--- The data Enclosed Below ---
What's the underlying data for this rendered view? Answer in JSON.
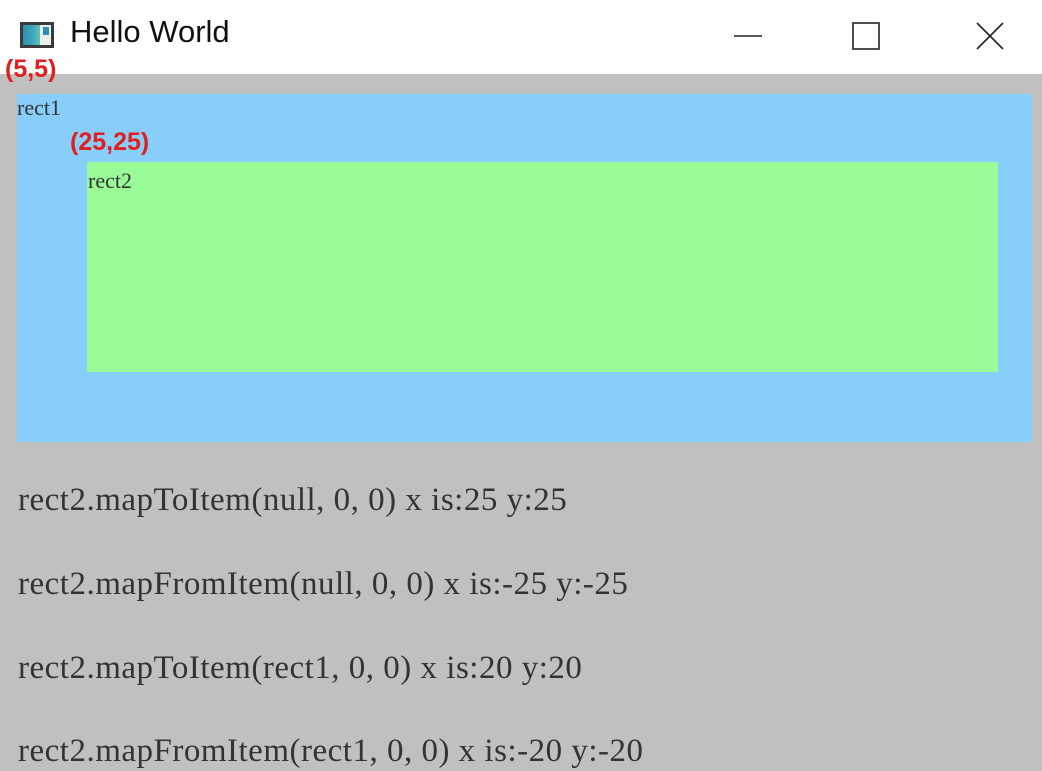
{
  "window": {
    "title": "Hello World"
  },
  "annotations": {
    "rect1_origin": "(5,5)",
    "rect2_origin": "(25,25)"
  },
  "rect1": {
    "label": "rect1",
    "color": "#87cefa"
  },
  "rect2": {
    "label": "rect2",
    "color": "#98fb98"
  },
  "results": [
    "rect2.mapToItem(null, 0, 0) x is:25 y:25",
    "rect2.mapFromItem(null, 0, 0) x is:-25 y:-25",
    "rect2.mapToItem(rect1, 0, 0) x is:20 y:20",
    "rect2.mapFromItem(rect1, 0, 0) x is:-20 y:-20"
  ],
  "icons": {
    "app": "app-icon",
    "minimize": "minimize-icon",
    "maximize": "maximize-icon",
    "close": "close-icon"
  },
  "colors": {
    "background": "#c0c0c0",
    "annotation": "#e02020"
  }
}
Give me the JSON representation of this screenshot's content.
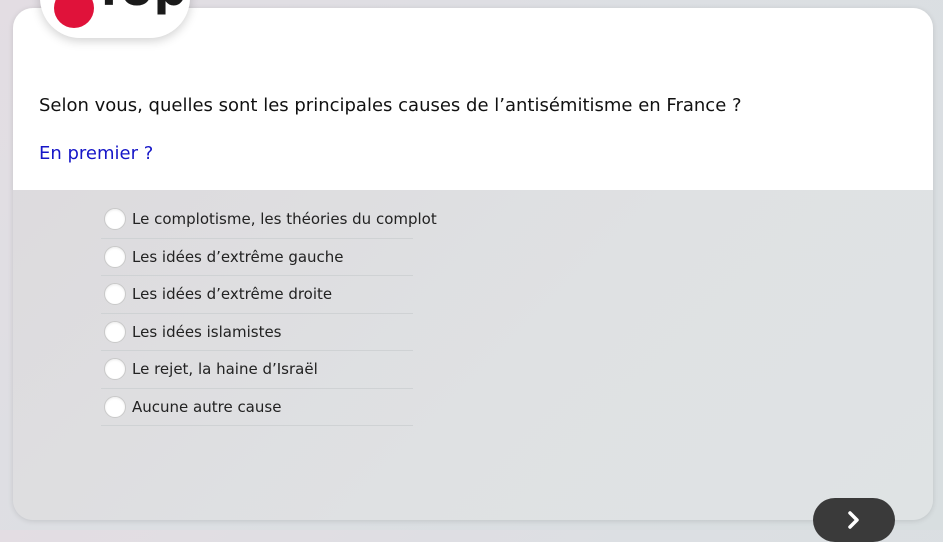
{
  "logo": {
    "text": "fop"
  },
  "question": {
    "text": "Selon vous, quelles sont les principales causes de l’antisémitisme en France ?",
    "sub": "En premier ?"
  },
  "options": [
    {
      "label": "Le complotisme, les théories du complot"
    },
    {
      "label": "Les idées d’extrême gauche"
    },
    {
      "label": "Les idées d’extrême droite"
    },
    {
      "label": "Les idées islamistes"
    },
    {
      "label": "Le rejet, la haine d’Israël"
    },
    {
      "label": "Aucune autre cause"
    }
  ],
  "navigation": {
    "next_icon": "chevron-right-icon"
  },
  "colors": {
    "accent_blue": "#1616c8",
    "brand_red": "#e0123a",
    "button_dark": "#3a3a3a"
  }
}
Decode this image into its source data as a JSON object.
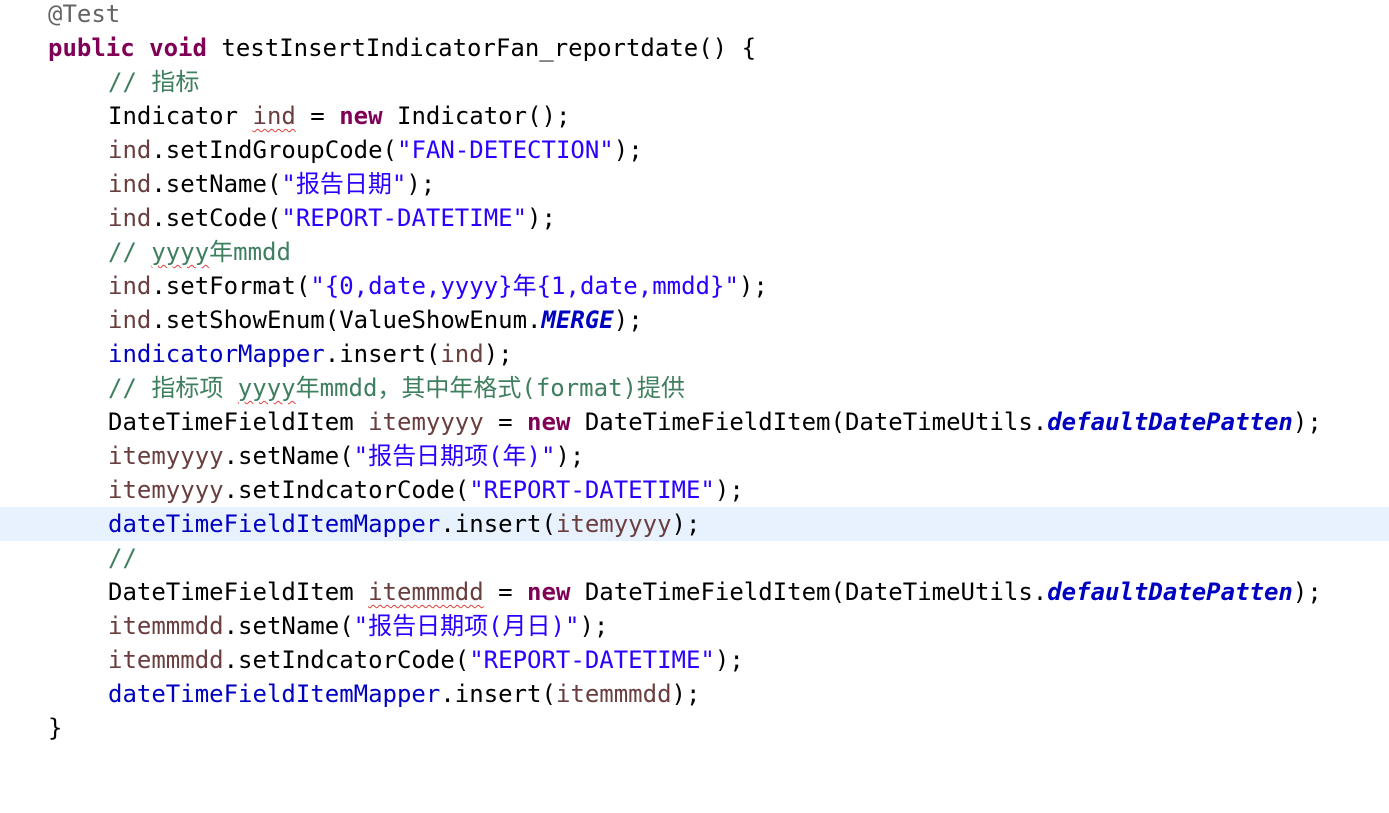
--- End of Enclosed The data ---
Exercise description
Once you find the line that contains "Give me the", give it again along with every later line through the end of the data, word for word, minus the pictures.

Finished task
Give me the JSON representation of this screenshot's content.
{
  "logo": {
    "text": "fop"
  },
  "question": {
    "text": "Selon vous, quelles sont les principales causes de l’antisémitisme en France ?",
    "sub": "En premier ?"
  },
  "options": [
    {
      "label": "Le complotisme, les théories du complot"
    },
    {
      "label": "Les idées d’extrême gauche"
    },
    {
      "label": "Les idées d’extrême droite"
    },
    {
      "label": "Les idées islamistes"
    },
    {
      "label": "Le rejet, la haine d’Israël"
    },
    {
      "label": "Aucune autre cause"
    }
  ],
  "navigation": {
    "next_icon": "chevron-right-icon"
  },
  "colors": {
    "accent_blue": "#1616c8",
    "brand_red": "#e0123a",
    "button_dark": "#3a3a3a"
  }
}
Decode this image into its source data as a JSON object.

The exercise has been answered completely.